Now that students have a basic understanding of the day-to-day life in China, I like to engage them in the literature of the Chinese culture. We read many fictional stories, but I always create one lesson around Ed Young's Lon Po Po. This is a Chinese version of Little Red Riding Hood. There are many differences and the students love to notice the changes to this version.
- Discuss the story of Little Red Riding Hood
- Read and listen to a Chinese version of this tale
- Discuss the similarities and differences
- Compare and contrast the two stories with a T-chart
- Red Riding Hood retold by James Marshall, or any version of the Little Red Riding Hood story
- Multiple copies of Lon Po Po: A Red Riding Hood Story from China by Ed Young
- Fairy Tale Comparison T-Chart (PDF)
- Chart paper and markers
Set Up and Prepare
Step 1: Gather the students on the carpet or in a group area. Review what they learned yesterday about Chinese culture. Tell them that yesterday they looked at a lot of informational books about China, but there are also a lot of fictional stories from China. Today, they will read a Chinese story similar to one that they already know.

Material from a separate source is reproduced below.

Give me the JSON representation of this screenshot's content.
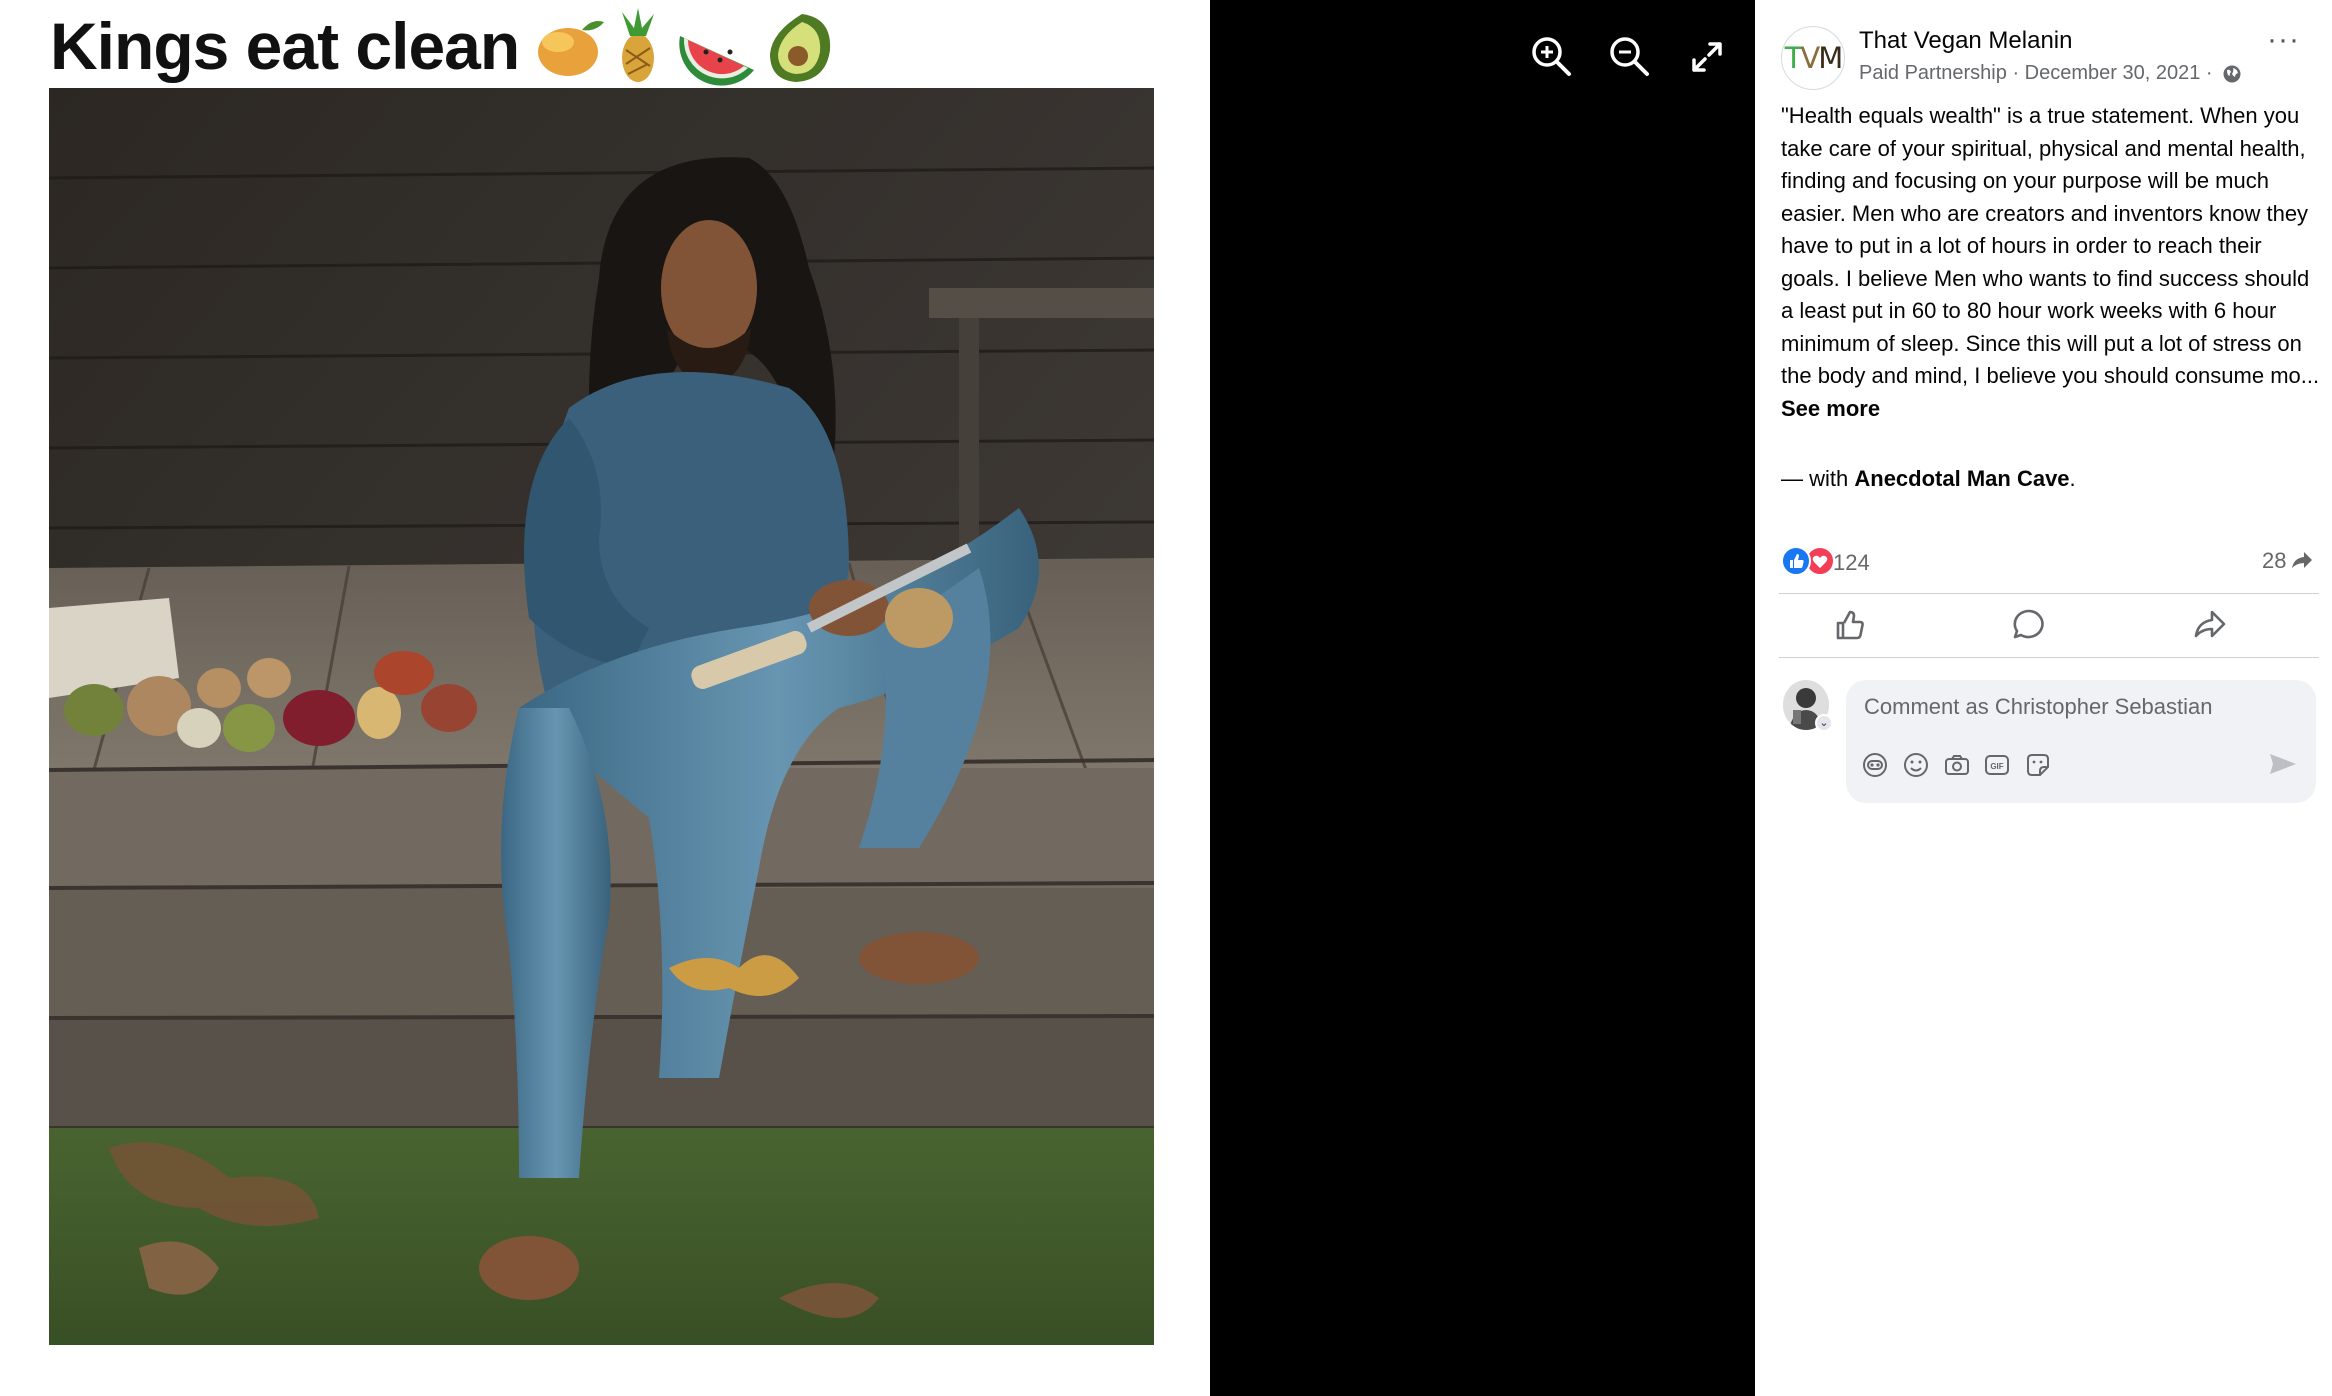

Step 2: Display Red Riding Hood by James Marshall. Ask how many students know the story of Little Red Riding Hood. If you have time to read the story, read it, but if not, take a quick picture walk through the story. Flip through the pages and have the students tell you the story in their own words.
Step 3: Display Lon Po Po by Ed Young. Tell the students that this is the Chinese version of Little Red Riding Hood. Instruct them to pay careful attention to the story and note the similarities and differences.
Step 4: Divide the class into groups of two or three and distribute the copies of Lon Po Po. Have students carefully read the book, studying the illustrations and following the text while you read aloud to the class.
Step 5: As you read the story, stop to ask if they are noticing any differences between the two stories. Model your thinking, by thinking out loud some of the connections you make to the American version.
Step 6: When you finish the story, distribute the Fairy Tale Comparison T-Chart (PDF) reproducible and display your chart version. Work as a class to fill in the comparisons between the two stories. Ask for any additional comparisons that the students noticed.
Ask students to bring in fairy tales from home that are from another culture. There are so many out there, you'll be surprised what you find.
Ask questions of yourself and the lesson:
- What went well?
- What didn't?
- Did the students have the prior knowledge of Little Red Riding Hood to help them?
- Were all learners able to comprehend Lon Po Po and the comparisons?
- How could you change the lesson to better suit the needs of your class?
Ask and monitor for understanding during group discussions.